● **EXERCISE**
Only the number is needed: count the lines below that hold the string "Banners".

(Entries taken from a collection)
·····

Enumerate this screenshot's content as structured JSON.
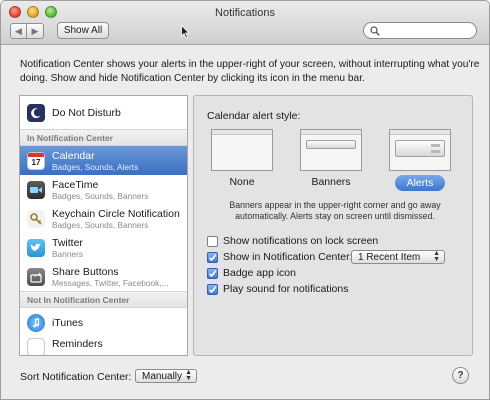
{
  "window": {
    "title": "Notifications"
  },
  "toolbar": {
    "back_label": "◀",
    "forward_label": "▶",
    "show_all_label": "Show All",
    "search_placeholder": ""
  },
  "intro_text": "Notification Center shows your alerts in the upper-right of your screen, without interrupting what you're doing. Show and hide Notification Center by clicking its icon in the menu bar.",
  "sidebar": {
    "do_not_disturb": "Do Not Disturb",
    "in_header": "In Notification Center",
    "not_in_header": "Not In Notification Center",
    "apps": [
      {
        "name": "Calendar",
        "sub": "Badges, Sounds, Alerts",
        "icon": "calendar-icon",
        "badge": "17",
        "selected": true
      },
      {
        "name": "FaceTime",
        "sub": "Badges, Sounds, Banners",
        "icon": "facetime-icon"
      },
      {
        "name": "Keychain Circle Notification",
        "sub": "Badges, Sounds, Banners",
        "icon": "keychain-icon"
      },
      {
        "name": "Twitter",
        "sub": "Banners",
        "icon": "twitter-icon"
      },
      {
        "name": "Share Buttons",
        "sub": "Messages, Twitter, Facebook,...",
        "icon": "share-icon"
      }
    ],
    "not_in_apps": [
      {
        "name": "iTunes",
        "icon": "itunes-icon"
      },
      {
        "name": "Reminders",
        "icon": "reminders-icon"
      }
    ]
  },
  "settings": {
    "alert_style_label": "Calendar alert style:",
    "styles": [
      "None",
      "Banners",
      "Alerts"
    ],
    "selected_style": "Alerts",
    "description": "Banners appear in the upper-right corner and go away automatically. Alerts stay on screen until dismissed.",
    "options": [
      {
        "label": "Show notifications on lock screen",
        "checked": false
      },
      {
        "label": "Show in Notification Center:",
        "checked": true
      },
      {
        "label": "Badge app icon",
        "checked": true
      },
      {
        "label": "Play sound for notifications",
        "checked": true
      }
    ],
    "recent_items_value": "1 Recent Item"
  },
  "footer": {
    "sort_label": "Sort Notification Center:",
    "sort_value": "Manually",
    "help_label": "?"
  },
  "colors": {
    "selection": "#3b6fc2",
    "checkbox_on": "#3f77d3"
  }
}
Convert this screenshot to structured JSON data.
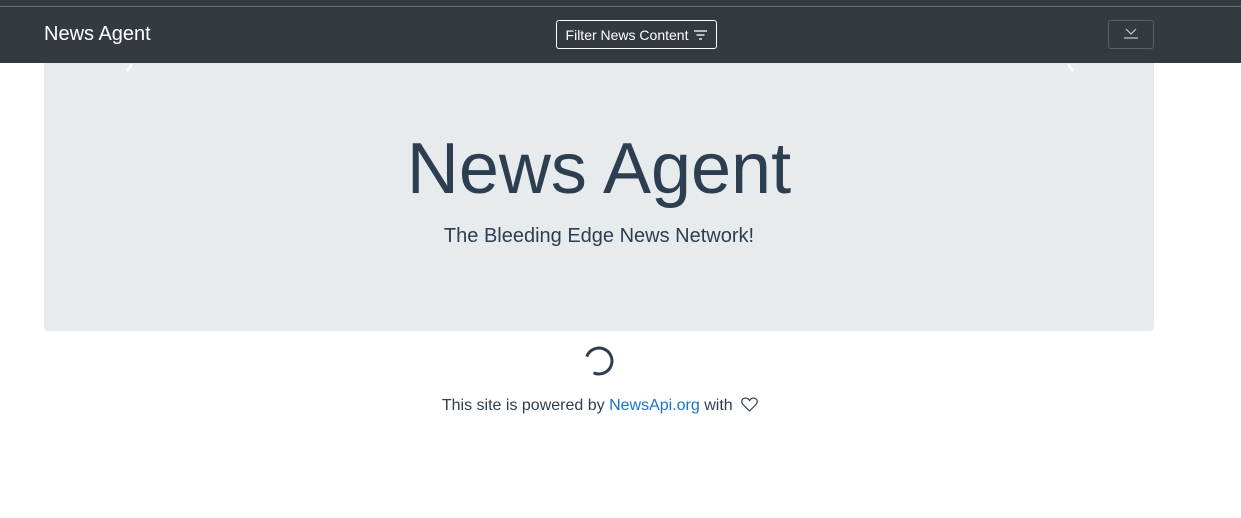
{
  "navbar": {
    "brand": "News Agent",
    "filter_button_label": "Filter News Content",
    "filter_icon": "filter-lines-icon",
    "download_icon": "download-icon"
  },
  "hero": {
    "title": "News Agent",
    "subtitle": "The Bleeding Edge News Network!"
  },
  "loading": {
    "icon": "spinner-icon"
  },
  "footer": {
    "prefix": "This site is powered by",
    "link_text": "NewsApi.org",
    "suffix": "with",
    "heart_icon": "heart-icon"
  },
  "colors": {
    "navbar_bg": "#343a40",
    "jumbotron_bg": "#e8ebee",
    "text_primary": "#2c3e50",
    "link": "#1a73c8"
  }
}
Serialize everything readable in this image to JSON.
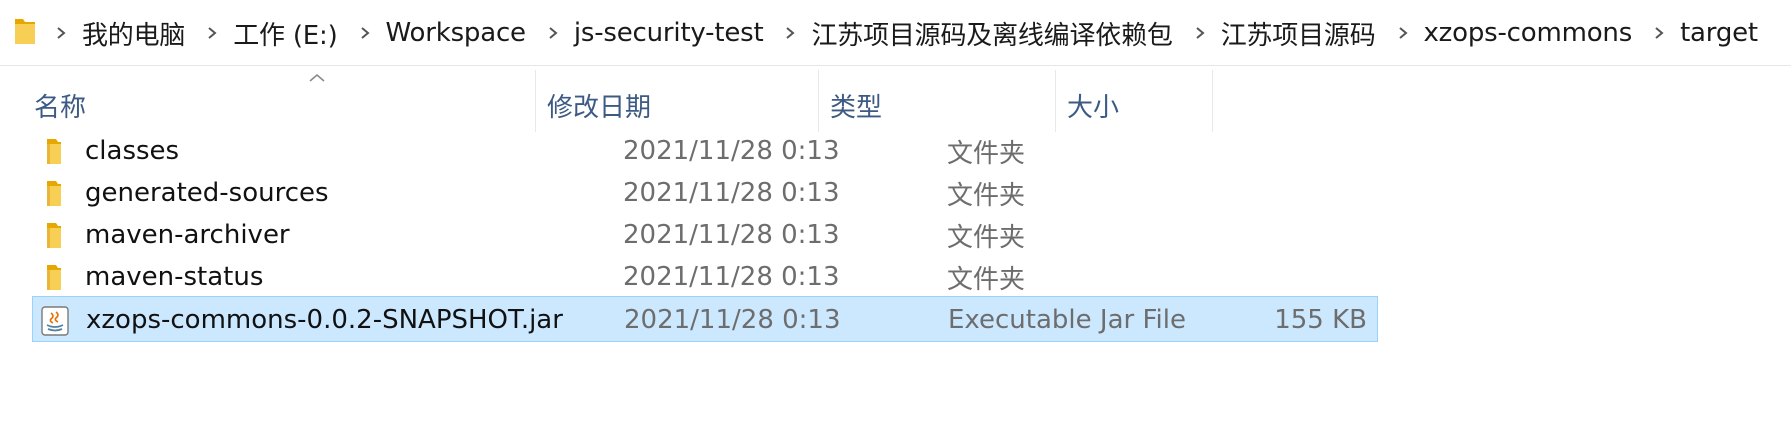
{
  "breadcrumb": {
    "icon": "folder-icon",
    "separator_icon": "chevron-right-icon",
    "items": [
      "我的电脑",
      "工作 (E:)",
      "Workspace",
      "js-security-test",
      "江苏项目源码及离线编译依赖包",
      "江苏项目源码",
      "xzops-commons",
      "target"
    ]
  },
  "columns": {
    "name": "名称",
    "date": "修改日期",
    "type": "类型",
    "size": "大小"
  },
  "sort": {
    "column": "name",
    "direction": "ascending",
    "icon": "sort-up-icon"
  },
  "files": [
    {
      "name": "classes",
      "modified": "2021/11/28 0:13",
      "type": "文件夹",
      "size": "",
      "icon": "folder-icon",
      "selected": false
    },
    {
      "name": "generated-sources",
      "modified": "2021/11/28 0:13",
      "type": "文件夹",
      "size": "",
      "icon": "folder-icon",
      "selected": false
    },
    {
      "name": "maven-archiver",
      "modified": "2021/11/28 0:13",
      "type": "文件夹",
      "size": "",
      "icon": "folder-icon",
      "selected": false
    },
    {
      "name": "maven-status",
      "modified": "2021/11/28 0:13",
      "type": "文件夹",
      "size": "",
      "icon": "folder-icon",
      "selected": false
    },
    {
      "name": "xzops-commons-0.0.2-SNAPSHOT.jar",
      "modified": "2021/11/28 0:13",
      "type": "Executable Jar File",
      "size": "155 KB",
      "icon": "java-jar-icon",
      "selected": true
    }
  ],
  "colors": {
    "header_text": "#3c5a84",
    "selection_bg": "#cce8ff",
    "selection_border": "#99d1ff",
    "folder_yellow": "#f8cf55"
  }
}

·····

● **WRITTEN REPLY**
5